That Killer First Page
“Northern Irish author Paul McVeigh leads this fiction workshop aimed at writers who are writing short fiction and looking to improve their craft.
You’ll find out what competition judges and journal editors look for in a short story and how to avoid the rejection pile. In a form where every word counts, get tips on where to start your story and how to keep the reader glued to the page. You’ll also look at submission opportunities; how to find them and where you should be sending your stories.
How to get the attention of competition judges and editors
Writing fiction with emotional impact
Writing that killer first page
How to edit your story
Where to send your work
Reviews for Paul’s writing:
“A work of genius.” Pulitzer Prize-winning short story writer Robert Olen Butler.
“A wildly impotent new talent.” Laura van den Berg.
“One of Ireland’s most exciting and talented writers.” BBC Radio 4”
Date and Time
Sun, December 3, 2017
1:00 PM – 5:00 PM Malaysia
British Council Malaysia
Ground Floor, Jalan Ampang, Malaysia
West Block Wisma Selangor Dredging 142C, Jalan Ampang
Kuala Lumpur, Wilayah Persekutuan 50450
Over on The British Council literature blog the staff are talking about their book pics this month.
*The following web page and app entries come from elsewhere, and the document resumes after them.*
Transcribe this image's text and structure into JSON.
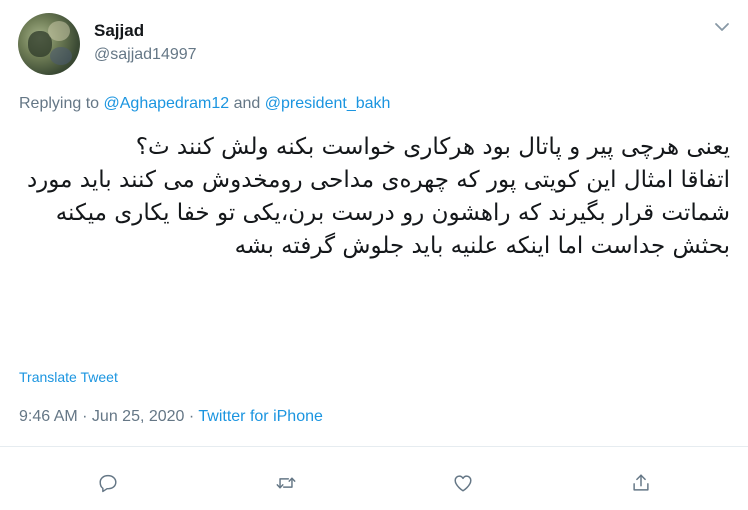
{
  "user": {
    "display_name": "Sajjad",
    "handle": "@sajjad14997"
  },
  "replying": {
    "prefix": "Replying to ",
    "mention1": "@Aghapedram12",
    "conjunction": " and ",
    "mention2": "@president_bakh"
  },
  "tweet": {
    "text": "یعنی هرچی پیر و پاتال بود هرکاری خواست بکنه ولش کنند ث؟\nاتفاقا امثال این کویتی پور که چهره‌ی مداحی رومخدوش می کنند باید مورد شماتت قرار بگیرند که راهشون رو درست برن،یکی تو خفا یکاری میکنه بحثش جداست اما اینکه علنیه باید جلوش گرفته بشه"
  },
  "translate_label": "Translate Tweet",
  "meta": {
    "time": "9:46 AM",
    "separator1": " · ",
    "date": "Jun 25, 2020",
    "separator2": " · ",
    "source": "Twitter for iPhone"
  },
  "icons": {
    "caret": "chevron-down-icon",
    "reply": "reply-icon",
    "retweet": "retweet-icon",
    "like": "heart-icon",
    "share": "share-icon"
  },
  "colors": {
    "text": "#14171a",
    "secondary": "#657786",
    "link": "#1b95e0",
    "divider": "#e6ecf0"
  }
}
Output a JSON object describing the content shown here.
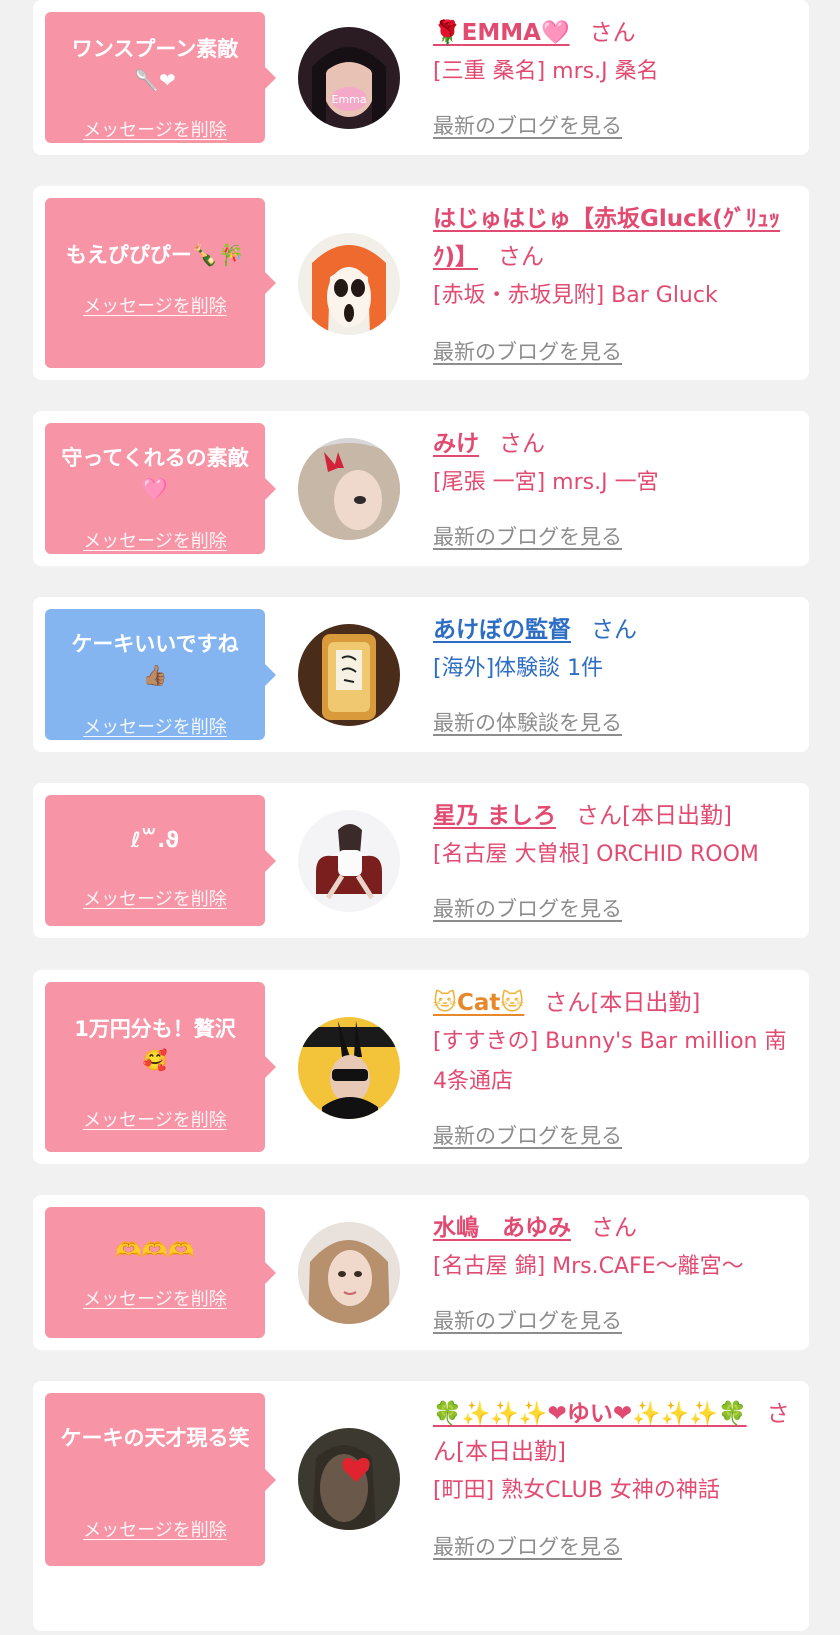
{
  "common": {
    "delete_label": "メッセージを削除",
    "blog_label": "最新のブログを見る",
    "report_label": "最新の体験談を見る",
    "honorific": "さん"
  },
  "cards": [
    {
      "message": "ワンスプーン素敵",
      "message_icons": "🥄❤",
      "name_prefix": "🌹",
      "name": "EMMA",
      "name_suffix": "🩷",
      "status": "",
      "shop": "[三重 桑名] mrs.J 桑名"
    },
    {
      "message": "もえぴぴぴー🍾🎋",
      "name": "はじゅはじゅ【赤坂Gluck(ｸﾞﾘｭｯｸ)】",
      "status": "",
      "shop": "[赤坂・赤坂見附] Bar Gluck"
    },
    {
      "message": "守ってくれるの素敵🩷",
      "name": "みけ",
      "status": "",
      "shop": "[尾張 一宮] mrs.J 一宮"
    },
    {
      "message": "ケーキいいですね",
      "message_icons": "👍🏽",
      "name": "あけぼの監督",
      "status": "",
      "shop": "[海外]体験談 1件"
    },
    {
      "message": "ℓ꒳.ϑ",
      "name": "星乃 ましろ",
      "status": "[本日出勤]",
      "shop": "[名古屋 大曽根] ORCHID ROOM"
    },
    {
      "message": "1万円分も！贅沢",
      "message_icons": "🥰",
      "name_prefix": "🐱",
      "name": "Cat",
      "name_suffix": "🐱",
      "status": "[本日出勤]",
      "shop": "[すすきの] Bunny's Bar million 南4条通店"
    },
    {
      "message": "🫶🫶🫶",
      "name": "水嶋　あゆみ",
      "status": "",
      "shop": "[名古屋 錦] Mrs.CAFE〜離宮〜"
    },
    {
      "message": "ケーキの天才現る笑",
      "name": "🍀✨✨✨❤ゆい❤✨✨✨🍀",
      "status": "[本日出勤]",
      "shop": "[町田] 熟女CLUB 女神の神話"
    }
  ],
  "avatar_badge": "Emma",
  "colors": {
    "pink_bubble": "#f794a6",
    "blue_bubble": "#84b5f1",
    "pink_text": "#e24b71",
    "blue_text": "#2d6ec4",
    "link_gray": "#8d8d8d",
    "background": "#f1f1f1"
  }
}
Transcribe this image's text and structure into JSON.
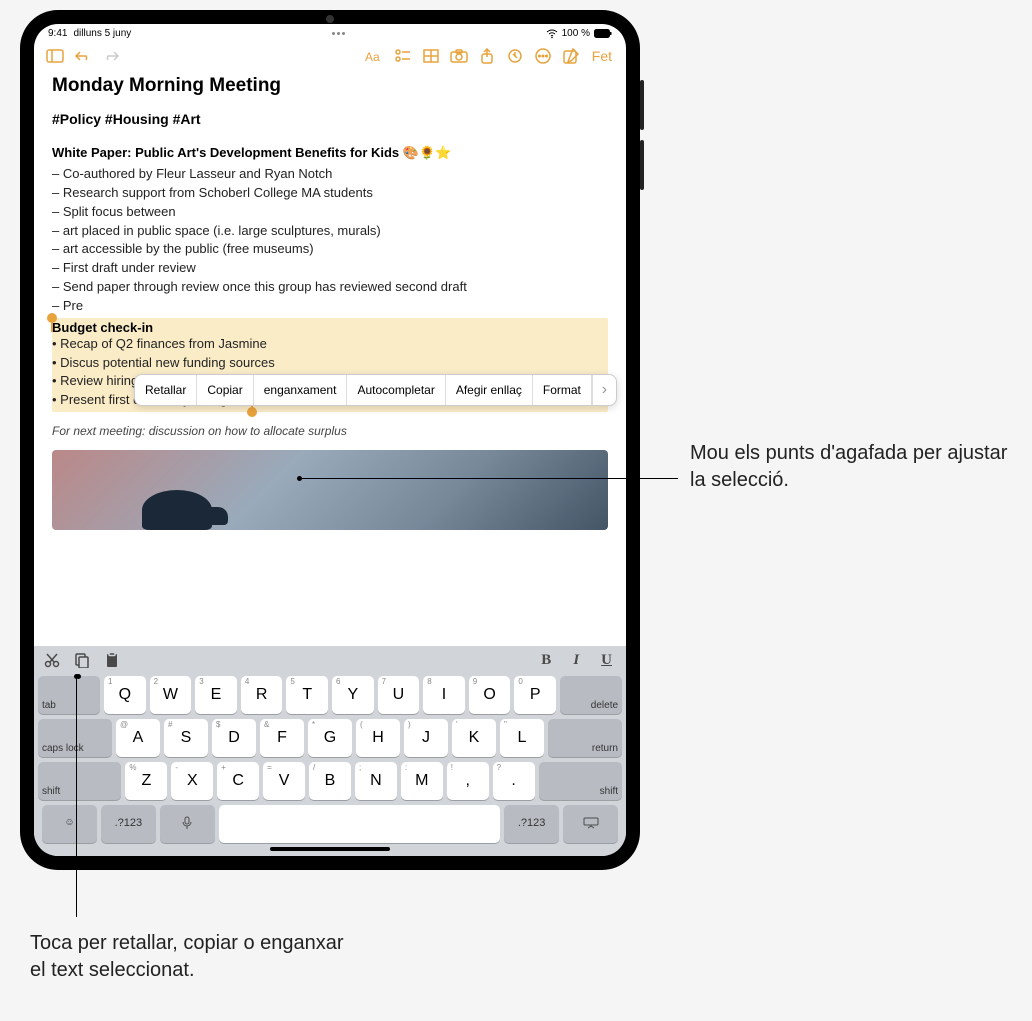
{
  "status": {
    "time": "9:41",
    "date": "dilluns 5 juny",
    "battery": "100 %"
  },
  "toolbar": {
    "done": "Fet"
  },
  "note": {
    "title": "Monday Morning Meeting",
    "tags": "#Policy #Housing #Art",
    "subtitle": "White Paper: Public Art's Development Benefits for Kids 🎨🌻⭐",
    "lines": [
      "– Co-authored by Fleur Lasseur and Ryan Notch",
      "– Research support from Schoberl College MA students",
      "– Split focus between",
      "– art placed in public space (i.e. large sculptures, murals)",
      "– art accessible by the public (free museums)",
      "– First draft under review",
      "– Send paper through review once this group has reviewed second draft",
      "– Pre"
    ],
    "selection": {
      "title": "Budget check-in",
      "items": [
        "• Recap of Q2 finances from Jasmine",
        "• Discus potential new funding sources",
        "• Review hiring needs",
        "• Present first draft of Q3 budget"
      ]
    },
    "footer": "For next meeting: discussion on how to allocate surplus"
  },
  "context_menu": {
    "items": [
      "Retallar",
      "Copiar",
      "enganxament",
      "Autocompletar",
      "Afegir enllaç",
      "Format"
    ]
  },
  "keyboard": {
    "format": {
      "bold": "B",
      "italic": "I",
      "underline": "U"
    },
    "row1": {
      "tab": "tab",
      "keys": [
        {
          "m": "Q",
          "a": "1"
        },
        {
          "m": "W",
          "a": "2"
        },
        {
          "m": "E",
          "a": "3"
        },
        {
          "m": "R",
          "a": "4"
        },
        {
          "m": "T",
          "a": "5"
        },
        {
          "m": "Y",
          "a": "6"
        },
        {
          "m": "U",
          "a": "7"
        },
        {
          "m": "I",
          "a": "8"
        },
        {
          "m": "O",
          "a": "9"
        },
        {
          "m": "P",
          "a": "0"
        }
      ],
      "delete": "delete"
    },
    "row2": {
      "caps": "caps lock",
      "keys": [
        {
          "m": "A",
          "a": "@"
        },
        {
          "m": "S",
          "a": "#"
        },
        {
          "m": "D",
          "a": "$"
        },
        {
          "m": "F",
          "a": "&"
        },
        {
          "m": "G",
          "a": "*"
        },
        {
          "m": "H",
          "a": "("
        },
        {
          "m": "J",
          "a": ")"
        },
        {
          "m": "K",
          "a": "'"
        },
        {
          "m": "L",
          "a": "\""
        }
      ],
      "return": "return"
    },
    "row3": {
      "shift_l": "shift",
      "keys": [
        {
          "m": "Z",
          "a": "%"
        },
        {
          "m": "X",
          "a": "-"
        },
        {
          "m": "C",
          "a": "+"
        },
        {
          "m": "V",
          "a": "="
        },
        {
          "m": "B",
          "a": "/"
        },
        {
          "m": "N",
          "a": ";"
        },
        {
          "m": "M",
          "a": ":"
        },
        {
          "m": ",",
          "a": "!"
        },
        {
          "m": ".",
          "a": "?"
        }
      ],
      "shift_r": "shift"
    },
    "row4": {
      "numkey": ".?123"
    }
  },
  "callouts": {
    "c1": "Mou els punts d'agafada per ajustar la selecció.",
    "c2": "Toca per retallar, copiar o enganxar el text seleccionat."
  }
}
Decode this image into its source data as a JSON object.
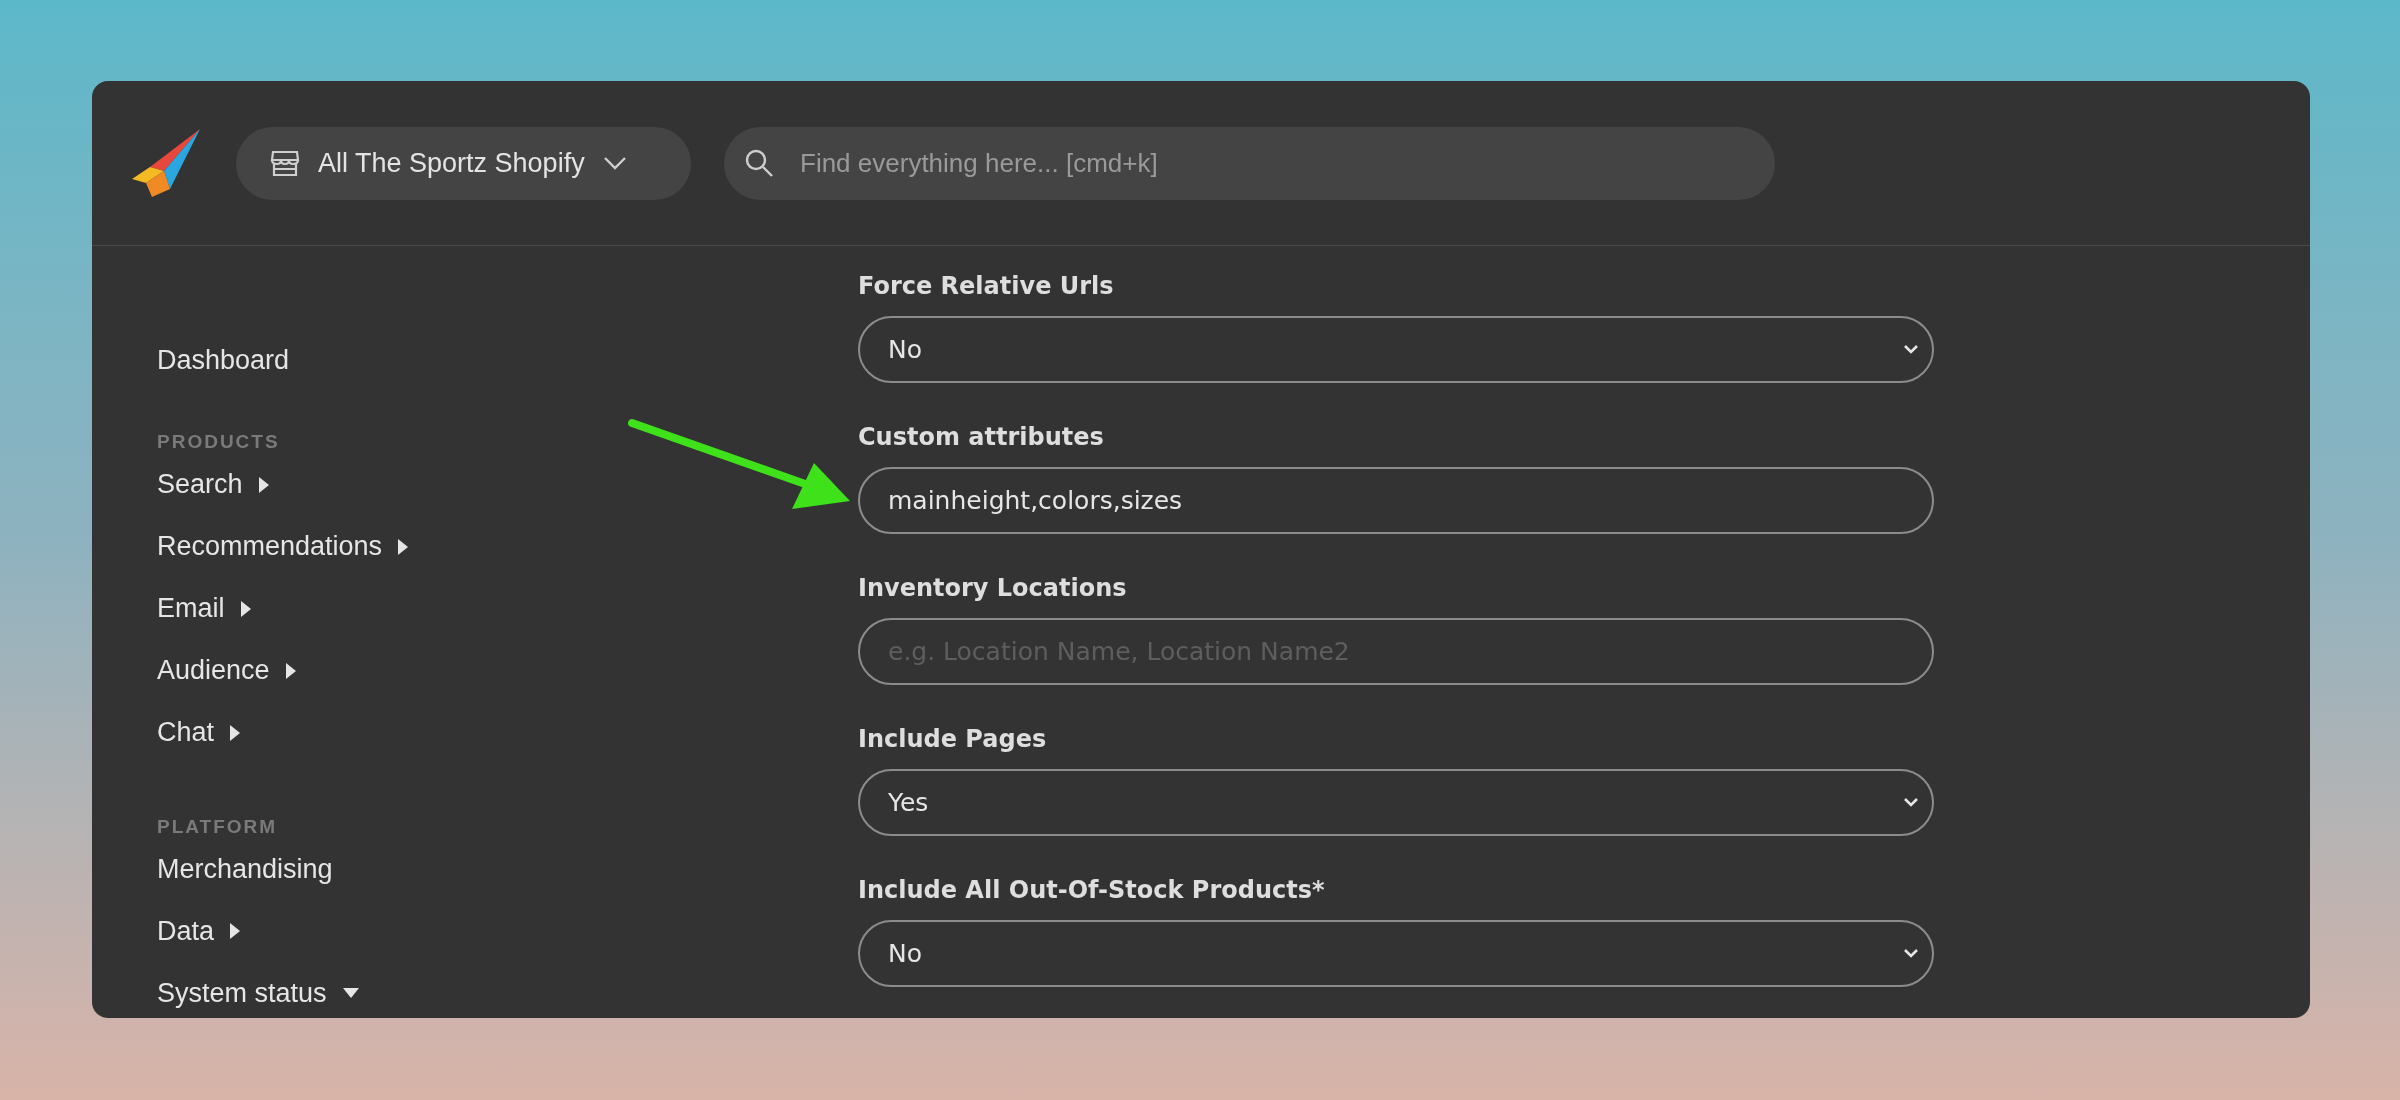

Matt Beavers, Literature Programme Manager had this to say about The Good Son –
“I’ve been reading The Good Son, Paul McVeigh’s debut novel which won the Polari First Book Prize in 2016. It is a coming-of-age story set against the backdrop of the 1980s Belfast. Mickey Donnelly is about to head to secondary school. He got into the local grammar but his parents can’t afford it so he is counting down the days until his first day at St Gabriel’s, which he’s dreading. The book is a fantastic and moving journey into the mind of a young boy who knows he is different and is trying to make sense of himself and the difficult world around him. Through Mickey’s first person narration, we gain a vivid insight into the atmosphere of Troubles and their impact on everyday family and community life. The book is nonetheless hopeful and extremely funny. I look forward to reading more from Paul in future.”
Nice way to start the week.
Winner of The Polari Prize
“Both dancing and disquieting, complex and vivid, I devoured it in a day, but I’ve thought about it for many, many more.” Lisa McInerney
“It’s a triumph of storytelling, an absolute gem.” Donal Ryan
“Funny, raw and endlessly entertaining.” Johnathan Coe